NEW YORK (TheStreet) -- Stocks moved off session lows Tuesday in a choppy final trading day of the first quarter as crude oil prices declined.
The S&P 500 was down 0.27%, the Dow Jones Industrial Average slid 0.36%, and the Nasdaq fell 0.32%. All benchmark indexes added more than 1% on Monday but if no gains are forthcoming on Tuesday likely will close out the month with losses.
Crude oil prices fell as commodity traders focused on stalled negotiations between Iran and six world powers over a nuclear deal. If passed as proposed, Iran will be restricted from developing nuclear weapons in exchange for the lifting of economic sanctions. Easing sanctions would mean the release of Iranian oil into an already-oversupplied global commodity market.
Leaders have given themselves a deadline of 6 p.m. EDT on which to agree on a preliminary nuclear deal. West Texas Intermediate crude oil fell 0.1% to $48.62 a barrel.
Consumer confidence jumped to 101.3 in March, according to the Conference Board's monthly survey. That was an improvement on February's 98.8 reading and better than an expected 95.5. Confidence hit its highest level since before the Great Recession in January.
Business activity in the Chicago region grew to 46.3 in March from 45.8 a month earlier, according to the latest Chicago PMI figures. However, the reading remains below the 50 level indicative of contraction for its second straight month.
Residential real estate values grew 4.6% year over year in January, according to the S&P Case-Shiller 20-city home price index, despite harsh winter weather. Denver and Miami saw the biggest gains over the past year, up 8.4% and 8.3%, respectively.
The U.S. dollar continued to climb against other major international currencies, looking to close out its best quarter since 2008. The euro headed for its worst quarter on record, down around 11% since January as the eurozone and U.S. diverge in monetary policy.
U.S. Steel (X) - Get Report dropped more than 3% on news it will temporarily idle its Minntac plant of its Minnesota Ore Operations, effective June 1. The company said the move was due to "challenging market conditions."
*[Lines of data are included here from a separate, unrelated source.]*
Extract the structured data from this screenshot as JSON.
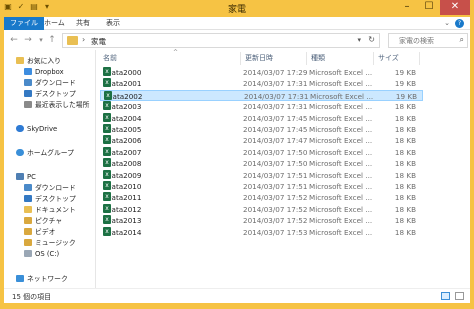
{
  "window": {
    "title": "家電",
    "controls": {
      "minimize": "–",
      "maximize": "☐",
      "close": "✕"
    }
  },
  "ribbon": {
    "tabs": [
      "ファイル",
      "ホーム",
      "共有",
      "表示"
    ],
    "help": "?"
  },
  "address": {
    "path": "家電",
    "search_placeholder": "家電の検索"
  },
  "nav": {
    "favorites": "お気に入り",
    "items": [
      "Dropbox",
      "ダウンロード",
      "デスクトップ",
      "最近表示した場所"
    ],
    "skydrive": "SkyDrive",
    "homegroup": "ホームグループ",
    "pc": "PC",
    "pc_items": [
      "ダウンロード",
      "デスクトップ",
      "ドキュメント",
      "ピクチャ",
      "ビデオ",
      "ミュージック",
      "OS (C:)"
    ],
    "network": "ネットワーク"
  },
  "columns": {
    "name": "名前",
    "date": "更新日時",
    "type": "種類",
    "size": "サイズ"
  },
  "files": [
    {
      "name": "Data2000",
      "date": "2014/03/07 17:29",
      "type": "Microsoft Excel ...",
      "size": "19 KB"
    },
    {
      "name": "Data2001",
      "date": "2014/03/07 17:31",
      "type": "Microsoft Excel ...",
      "size": "19 KB"
    },
    {
      "name": "Data2002",
      "date": "2014/03/07 17:31",
      "type": "Microsoft Excel ...",
      "size": "19 KB"
    },
    {
      "name": "Data2003",
      "date": "2014/03/07 17:31",
      "type": "Microsoft Excel ...",
      "size": "18 KB"
    },
    {
      "name": "Data2004",
      "date": "2014/03/07 17:45",
      "type": "Microsoft Excel ...",
      "size": "18 KB"
    },
    {
      "name": "Data2005",
      "date": "2014/03/07 17:45",
      "type": "Microsoft Excel ...",
      "size": "18 KB"
    },
    {
      "name": "Data2006",
      "date": "2014/03/07 17:47",
      "type": "Microsoft Excel ...",
      "size": "18 KB"
    },
    {
      "name": "Data2007",
      "date": "2014/03/07 17:50",
      "type": "Microsoft Excel ...",
      "size": "18 KB"
    },
    {
      "name": "Data2008",
      "date": "2014/03/07 17:50",
      "type": "Microsoft Excel ...",
      "size": "18 KB"
    },
    {
      "name": "Data2009",
      "date": "2014/03/07 17:51",
      "type": "Microsoft Excel ...",
      "size": "18 KB"
    },
    {
      "name": "Data2010",
      "date": "2014/03/07 17:51",
      "type": "Microsoft Excel ...",
      "size": "18 KB"
    },
    {
      "name": "Data2011",
      "date": "2014/03/07 17:52",
      "type": "Microsoft Excel ...",
      "size": "18 KB"
    },
    {
      "name": "Data2012",
      "date": "2014/03/07 17:52",
      "type": "Microsoft Excel ...",
      "size": "18 KB"
    },
    {
      "name": "Data2013",
      "date": "2014/03/07 17:52",
      "type": "Microsoft Excel ...",
      "size": "18 KB"
    },
    {
      "name": "Data2014",
      "date": "2014/03/07 17:53",
      "type": "Microsoft Excel ...",
      "size": "18 KB"
    }
  ],
  "selected_file": "Data2002",
  "status": {
    "count": "15 個の項目"
  },
  "colors": {
    "titlebar": "#f6c344",
    "file_tab": "#1979ca",
    "selection": "#cce8ff",
    "excel_icon": "#1d7144"
  }
}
IBM (IBM) - Get Report moved 0.8% lower after announcing it will invest $3 billion over the next four years building an "Internet of Things" unit. The division will aim to develop technology to gather and analyze real-time data.